EU Commissioner for Migration, Home Affairs and Citizenship
Told The Malta Independent that “terrorism knows no borders – so neither should our approach,” stressing that fragmentation makes the EU vulnerable. The Commissioner is currently in Malta on a visit, and was interviewed by this newsroom. writes.
Asked what new techniques and forms of cooperation are being developed in order to tackle and counter terrorism, he said: “The EU has come a long way on security cooperation. Since April 2016 we are working on the basis of creating a genuine and effective Security Union – something which would have been unthinkable a few years ago.
“Now we have, for example, the European Counter Terrorism Centre with Europol, which has facilitated the information exchange between Member States. We will strengthen the Centre further, and bring it even closer to the operational action in the Member States.
We also put in place, in record time, the European Border and Coast Guard to strengthen our external border. We presented numerous measures to better connect the dots, from rehauling our information systems, to Directives on terrorism and firearms, to systematic checks at the external borders for EU citizens, to beefing up the Radicalisation Awareness Network into a centre of excellence”.
He explained that the biggest challenge in all of this was the initial lack of trust.
“But terrorism knows no borders – so neither should our approach.

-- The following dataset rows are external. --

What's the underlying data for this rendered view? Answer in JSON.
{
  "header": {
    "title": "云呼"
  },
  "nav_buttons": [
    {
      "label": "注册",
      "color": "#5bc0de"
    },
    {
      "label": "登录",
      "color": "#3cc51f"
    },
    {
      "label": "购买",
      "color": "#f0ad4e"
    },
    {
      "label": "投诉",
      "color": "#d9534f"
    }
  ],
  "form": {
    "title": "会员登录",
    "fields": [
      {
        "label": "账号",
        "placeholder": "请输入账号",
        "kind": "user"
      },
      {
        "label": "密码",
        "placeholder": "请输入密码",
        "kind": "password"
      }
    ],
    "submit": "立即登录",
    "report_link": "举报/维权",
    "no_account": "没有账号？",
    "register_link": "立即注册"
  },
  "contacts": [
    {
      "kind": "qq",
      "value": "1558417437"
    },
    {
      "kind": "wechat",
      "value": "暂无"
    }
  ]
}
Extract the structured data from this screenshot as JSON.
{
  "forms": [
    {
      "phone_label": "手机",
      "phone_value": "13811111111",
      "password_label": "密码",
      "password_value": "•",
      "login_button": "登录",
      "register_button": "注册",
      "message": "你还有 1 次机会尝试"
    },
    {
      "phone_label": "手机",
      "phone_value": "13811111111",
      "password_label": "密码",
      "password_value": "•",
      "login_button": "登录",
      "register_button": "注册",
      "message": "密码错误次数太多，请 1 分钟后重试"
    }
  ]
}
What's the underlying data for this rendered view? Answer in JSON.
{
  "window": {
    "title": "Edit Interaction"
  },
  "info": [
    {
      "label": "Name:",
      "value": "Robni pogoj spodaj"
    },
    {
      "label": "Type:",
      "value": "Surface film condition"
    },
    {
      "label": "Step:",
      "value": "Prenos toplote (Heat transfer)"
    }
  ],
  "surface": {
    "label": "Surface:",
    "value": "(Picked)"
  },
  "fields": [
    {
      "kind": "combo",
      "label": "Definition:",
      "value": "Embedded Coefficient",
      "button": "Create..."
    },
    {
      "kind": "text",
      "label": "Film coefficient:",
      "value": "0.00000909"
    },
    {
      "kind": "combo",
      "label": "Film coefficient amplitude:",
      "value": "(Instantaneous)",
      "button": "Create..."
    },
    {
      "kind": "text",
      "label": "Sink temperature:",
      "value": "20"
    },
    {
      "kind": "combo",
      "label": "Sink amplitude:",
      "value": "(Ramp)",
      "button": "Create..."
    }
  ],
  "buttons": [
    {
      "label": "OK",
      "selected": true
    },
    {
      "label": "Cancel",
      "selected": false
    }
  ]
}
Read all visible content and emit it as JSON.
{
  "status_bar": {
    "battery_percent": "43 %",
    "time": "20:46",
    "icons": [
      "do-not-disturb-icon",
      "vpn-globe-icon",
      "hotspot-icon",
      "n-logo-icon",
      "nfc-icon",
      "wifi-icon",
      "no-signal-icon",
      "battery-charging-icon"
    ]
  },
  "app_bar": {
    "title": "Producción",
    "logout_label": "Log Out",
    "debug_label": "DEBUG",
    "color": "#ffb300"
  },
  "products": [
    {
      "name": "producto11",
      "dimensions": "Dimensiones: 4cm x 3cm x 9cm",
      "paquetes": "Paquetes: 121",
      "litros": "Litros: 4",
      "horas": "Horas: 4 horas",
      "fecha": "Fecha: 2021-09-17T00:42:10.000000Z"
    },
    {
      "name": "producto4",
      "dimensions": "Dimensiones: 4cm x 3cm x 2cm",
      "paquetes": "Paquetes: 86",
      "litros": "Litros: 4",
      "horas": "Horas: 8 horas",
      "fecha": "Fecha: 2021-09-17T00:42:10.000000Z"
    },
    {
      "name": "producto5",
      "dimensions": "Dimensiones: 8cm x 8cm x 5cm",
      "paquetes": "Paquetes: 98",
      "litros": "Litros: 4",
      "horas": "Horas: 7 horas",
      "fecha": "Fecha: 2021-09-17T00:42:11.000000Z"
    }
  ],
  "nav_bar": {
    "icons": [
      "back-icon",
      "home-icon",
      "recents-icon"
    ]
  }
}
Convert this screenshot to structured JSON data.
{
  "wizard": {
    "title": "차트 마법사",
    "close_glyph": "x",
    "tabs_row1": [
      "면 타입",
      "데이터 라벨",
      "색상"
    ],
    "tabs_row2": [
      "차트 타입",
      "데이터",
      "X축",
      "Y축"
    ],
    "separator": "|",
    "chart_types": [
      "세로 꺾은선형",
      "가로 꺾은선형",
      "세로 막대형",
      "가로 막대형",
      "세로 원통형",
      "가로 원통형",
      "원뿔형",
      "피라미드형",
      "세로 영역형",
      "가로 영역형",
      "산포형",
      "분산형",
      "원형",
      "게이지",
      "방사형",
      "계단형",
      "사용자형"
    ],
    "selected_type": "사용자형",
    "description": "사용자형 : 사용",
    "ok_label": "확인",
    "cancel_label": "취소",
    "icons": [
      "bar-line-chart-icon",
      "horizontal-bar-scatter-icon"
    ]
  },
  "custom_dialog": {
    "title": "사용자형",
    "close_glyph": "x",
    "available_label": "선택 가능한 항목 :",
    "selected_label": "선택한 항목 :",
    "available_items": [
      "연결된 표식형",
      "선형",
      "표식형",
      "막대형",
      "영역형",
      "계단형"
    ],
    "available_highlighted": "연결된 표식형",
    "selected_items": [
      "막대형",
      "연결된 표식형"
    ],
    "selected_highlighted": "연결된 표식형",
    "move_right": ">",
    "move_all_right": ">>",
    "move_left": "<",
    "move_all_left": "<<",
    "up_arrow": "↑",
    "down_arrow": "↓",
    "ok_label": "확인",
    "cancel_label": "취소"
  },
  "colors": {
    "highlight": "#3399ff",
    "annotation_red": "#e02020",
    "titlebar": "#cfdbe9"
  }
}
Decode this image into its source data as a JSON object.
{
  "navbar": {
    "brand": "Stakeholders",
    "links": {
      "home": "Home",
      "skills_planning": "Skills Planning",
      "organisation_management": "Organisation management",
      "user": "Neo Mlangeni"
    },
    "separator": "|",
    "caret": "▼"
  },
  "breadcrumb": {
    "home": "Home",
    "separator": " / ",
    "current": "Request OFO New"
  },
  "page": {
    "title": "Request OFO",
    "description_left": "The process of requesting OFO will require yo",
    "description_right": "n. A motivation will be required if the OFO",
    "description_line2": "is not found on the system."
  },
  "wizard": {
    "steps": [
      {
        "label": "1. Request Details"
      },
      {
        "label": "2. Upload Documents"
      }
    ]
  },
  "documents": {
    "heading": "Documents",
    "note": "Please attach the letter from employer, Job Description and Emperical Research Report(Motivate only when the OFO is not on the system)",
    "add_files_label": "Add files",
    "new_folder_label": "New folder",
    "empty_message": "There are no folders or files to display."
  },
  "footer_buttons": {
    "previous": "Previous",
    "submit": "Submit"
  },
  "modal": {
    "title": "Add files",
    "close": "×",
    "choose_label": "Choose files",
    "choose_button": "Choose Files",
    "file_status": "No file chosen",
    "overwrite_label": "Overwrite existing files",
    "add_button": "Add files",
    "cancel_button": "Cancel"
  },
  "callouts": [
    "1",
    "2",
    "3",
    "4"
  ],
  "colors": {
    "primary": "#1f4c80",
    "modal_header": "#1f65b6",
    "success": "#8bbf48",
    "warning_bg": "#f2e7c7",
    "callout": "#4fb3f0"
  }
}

Fragmentation makes us vulnerable, and it is only as a Union, and through an effective Security Union, that we can effectively prevent and fight terrorism”.
The fear of Islam is still present in Europe, what measures do you think need to be taken in order to further increase understanding and integration?
In times like today, it is important to recognise but also address citizens’ fears – and not contribute to them. Islam has a long historical presence in Europe, and so have migrants from all over the world, including Muslim migrants. The EU is a tolerant, open and diverse society –and it should continue to be so. However, our tolerance can never come at the expense of our values, our freedoms, or ultimately our security.
Investing in integration is critical if we want to maintain and improve our social cohesion – all the way from access to education, employment, basic services, to overall active participation and